My stamps were worth more years ago. Is that right? How much can I get back?

If you have only been collecting since 1980 or paid high prices during the 1970s boom, you might not get it all back. It just depends on what you bought. If you have a decent mix you might be OK. However, unlike most hobbies (golf, fishing, travel) you can get back a portion of your expenditures.

What should I tell my heirs about my collection? I don’t want to burden them.

Nobody knows exactly when they will die or has a formal expiration date. Therefore, many collectors collect until death, often finding great comfort and enjoyment from stamps in their later years as their mobility is reduced. It might make sense to sell before death or hold if the collection is still yielding pleasure. That will have to be a personal decision. If holding, leave written instructions with the name of a reputable stamp dealer. Go over with your heirs what you have, but do not inflate the value to have justified years of spending. This will just make it more difficult to sell. Family members may want to keep the collection for financial or sentimental reasons. While some might enjoy this, most find it a burden. Stamps should be insured and are subject to theft, fire, humidity and water damage. They do not pay interest. It is far better to sell the stamps and make good use of the money. A few selected items can be still be held for sentimental purposes.

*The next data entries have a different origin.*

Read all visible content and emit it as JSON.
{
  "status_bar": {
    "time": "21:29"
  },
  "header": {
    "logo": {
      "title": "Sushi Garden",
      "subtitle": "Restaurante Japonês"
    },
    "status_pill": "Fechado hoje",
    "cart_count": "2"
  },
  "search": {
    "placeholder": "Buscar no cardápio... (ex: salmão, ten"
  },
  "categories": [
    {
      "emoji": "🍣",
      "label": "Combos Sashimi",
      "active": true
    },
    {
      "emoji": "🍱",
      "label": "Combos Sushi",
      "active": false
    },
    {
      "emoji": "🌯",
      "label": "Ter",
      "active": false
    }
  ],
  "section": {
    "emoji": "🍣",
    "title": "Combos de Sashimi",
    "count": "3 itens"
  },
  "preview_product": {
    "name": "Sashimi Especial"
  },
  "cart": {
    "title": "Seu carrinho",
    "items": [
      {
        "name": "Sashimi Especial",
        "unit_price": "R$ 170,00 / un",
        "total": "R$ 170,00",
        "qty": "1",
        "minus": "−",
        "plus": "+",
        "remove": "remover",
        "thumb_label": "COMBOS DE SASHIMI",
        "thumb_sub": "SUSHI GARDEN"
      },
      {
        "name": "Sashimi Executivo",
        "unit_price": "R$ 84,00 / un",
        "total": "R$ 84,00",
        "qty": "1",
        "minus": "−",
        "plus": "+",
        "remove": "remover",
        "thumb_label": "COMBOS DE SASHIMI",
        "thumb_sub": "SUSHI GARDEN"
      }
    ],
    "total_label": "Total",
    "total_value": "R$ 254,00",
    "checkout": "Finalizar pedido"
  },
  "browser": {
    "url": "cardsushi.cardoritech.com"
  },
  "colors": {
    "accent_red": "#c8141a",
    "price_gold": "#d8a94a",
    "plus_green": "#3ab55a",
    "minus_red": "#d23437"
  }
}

Why not sell my stamps online myself?

You will probably sell the good stuff too cheap and be left with the dregs which nobody will want. It will be a lot of work and frustration. Anything is possible but be aware of the pitfalls. Just like we have people that change our oil, fix our plumbing, paint houses, clean homes or fix teeth, stamp dealers provide a useful service, saving time and yielding financial value too. Unless you have unlimited time don’t even consider becoming a seller on eBay or similar online auction. To be successful requires intimate knowledge of what you are selling, gained from years of experience. The law expects sellers to know their merchandise. This means you must know enough to identify the stamp properly as well as faults which may not be apparent in a scan. Stamps which are offered by inexperienced people sell for sharply less because the buyers don’t have confidence that the seller knows what they are talking about. To sell a large collection wouldn’t take forever, it would just seem like forever.